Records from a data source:
§ §
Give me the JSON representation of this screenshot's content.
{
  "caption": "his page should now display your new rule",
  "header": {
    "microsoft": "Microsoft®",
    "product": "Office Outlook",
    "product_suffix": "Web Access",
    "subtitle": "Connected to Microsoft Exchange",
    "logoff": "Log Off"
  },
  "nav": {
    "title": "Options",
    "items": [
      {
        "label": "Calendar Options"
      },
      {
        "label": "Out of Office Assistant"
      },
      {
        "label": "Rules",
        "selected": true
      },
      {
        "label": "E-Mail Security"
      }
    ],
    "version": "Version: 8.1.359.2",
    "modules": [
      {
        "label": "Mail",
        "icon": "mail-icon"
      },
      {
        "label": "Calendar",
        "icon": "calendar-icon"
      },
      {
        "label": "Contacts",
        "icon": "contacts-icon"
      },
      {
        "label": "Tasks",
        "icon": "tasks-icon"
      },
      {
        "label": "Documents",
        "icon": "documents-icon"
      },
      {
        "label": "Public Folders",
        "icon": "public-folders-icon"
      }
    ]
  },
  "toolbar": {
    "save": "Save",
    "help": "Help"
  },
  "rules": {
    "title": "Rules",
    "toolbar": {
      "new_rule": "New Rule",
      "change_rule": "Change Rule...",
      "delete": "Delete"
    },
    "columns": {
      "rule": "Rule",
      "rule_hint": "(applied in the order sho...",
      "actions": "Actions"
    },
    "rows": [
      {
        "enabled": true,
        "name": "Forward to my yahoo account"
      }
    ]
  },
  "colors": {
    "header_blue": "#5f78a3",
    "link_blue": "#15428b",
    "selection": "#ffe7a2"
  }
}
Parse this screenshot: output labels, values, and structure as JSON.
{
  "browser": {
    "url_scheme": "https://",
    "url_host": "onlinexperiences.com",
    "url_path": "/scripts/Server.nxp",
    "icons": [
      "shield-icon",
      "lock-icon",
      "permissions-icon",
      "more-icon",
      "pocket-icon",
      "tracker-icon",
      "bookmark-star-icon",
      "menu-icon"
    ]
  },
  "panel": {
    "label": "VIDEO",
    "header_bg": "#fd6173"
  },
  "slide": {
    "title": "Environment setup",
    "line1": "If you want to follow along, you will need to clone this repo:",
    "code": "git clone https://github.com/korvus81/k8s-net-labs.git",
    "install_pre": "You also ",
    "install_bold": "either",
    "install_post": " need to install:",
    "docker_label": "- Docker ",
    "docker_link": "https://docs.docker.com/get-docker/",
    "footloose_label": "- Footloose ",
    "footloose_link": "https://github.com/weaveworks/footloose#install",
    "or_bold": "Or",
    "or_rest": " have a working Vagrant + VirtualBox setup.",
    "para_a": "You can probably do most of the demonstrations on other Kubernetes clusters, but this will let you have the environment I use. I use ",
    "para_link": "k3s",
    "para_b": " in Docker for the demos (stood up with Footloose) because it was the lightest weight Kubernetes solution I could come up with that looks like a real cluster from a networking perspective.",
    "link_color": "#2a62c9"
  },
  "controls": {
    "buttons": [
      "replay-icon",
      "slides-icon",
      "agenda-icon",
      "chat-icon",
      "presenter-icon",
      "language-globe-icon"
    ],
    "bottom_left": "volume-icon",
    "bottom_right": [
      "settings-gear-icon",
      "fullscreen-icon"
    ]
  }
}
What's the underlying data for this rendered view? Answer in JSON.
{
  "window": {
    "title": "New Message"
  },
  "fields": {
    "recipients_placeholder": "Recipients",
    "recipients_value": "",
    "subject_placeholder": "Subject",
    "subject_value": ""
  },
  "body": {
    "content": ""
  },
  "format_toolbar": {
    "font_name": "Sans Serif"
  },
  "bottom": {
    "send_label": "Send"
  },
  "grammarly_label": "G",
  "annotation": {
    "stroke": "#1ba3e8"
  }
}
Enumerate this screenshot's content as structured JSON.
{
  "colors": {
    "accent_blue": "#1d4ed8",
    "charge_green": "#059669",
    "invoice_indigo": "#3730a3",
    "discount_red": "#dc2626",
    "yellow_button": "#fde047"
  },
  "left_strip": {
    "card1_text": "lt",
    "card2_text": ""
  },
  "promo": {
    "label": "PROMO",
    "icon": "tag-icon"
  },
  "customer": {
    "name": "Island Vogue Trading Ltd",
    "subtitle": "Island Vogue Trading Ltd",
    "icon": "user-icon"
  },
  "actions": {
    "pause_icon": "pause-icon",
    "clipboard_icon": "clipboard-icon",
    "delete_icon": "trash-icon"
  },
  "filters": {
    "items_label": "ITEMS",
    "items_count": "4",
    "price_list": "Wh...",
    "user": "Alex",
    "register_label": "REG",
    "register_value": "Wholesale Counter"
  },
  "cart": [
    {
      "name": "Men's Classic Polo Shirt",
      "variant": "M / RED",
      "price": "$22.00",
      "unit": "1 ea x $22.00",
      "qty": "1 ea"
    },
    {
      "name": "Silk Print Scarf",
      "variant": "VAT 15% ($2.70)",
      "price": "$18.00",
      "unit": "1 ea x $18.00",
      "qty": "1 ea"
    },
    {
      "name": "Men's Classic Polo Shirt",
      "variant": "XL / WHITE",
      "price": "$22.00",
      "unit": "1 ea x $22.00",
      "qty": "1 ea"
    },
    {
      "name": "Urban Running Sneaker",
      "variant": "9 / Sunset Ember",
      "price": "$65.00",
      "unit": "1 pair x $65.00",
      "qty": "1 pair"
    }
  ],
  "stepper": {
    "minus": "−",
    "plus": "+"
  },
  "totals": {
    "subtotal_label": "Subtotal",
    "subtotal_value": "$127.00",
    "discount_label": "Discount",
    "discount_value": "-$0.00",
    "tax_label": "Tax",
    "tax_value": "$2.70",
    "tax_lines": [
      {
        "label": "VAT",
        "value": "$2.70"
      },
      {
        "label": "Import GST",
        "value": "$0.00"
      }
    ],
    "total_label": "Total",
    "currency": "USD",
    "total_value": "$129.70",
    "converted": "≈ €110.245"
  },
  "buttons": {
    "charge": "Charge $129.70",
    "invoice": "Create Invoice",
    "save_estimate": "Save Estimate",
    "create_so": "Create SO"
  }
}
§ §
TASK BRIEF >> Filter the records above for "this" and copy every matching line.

EXERCISE SOLUTION >>
Give me the JSON representation of this screenshot's content.
Parse this screenshot: output labels, values, and structure as JSON.
    "line1": "If you want to follow along, you will need to clone this repo:",
    "para_a": "You can probably do most of the demonstrations on other Kubernetes clusters, but this will let you have the environment I use. I use ",
What's the underlying data for this rendered view? Answer in JSON.
Enumerate this screenshot's content as structured JSON.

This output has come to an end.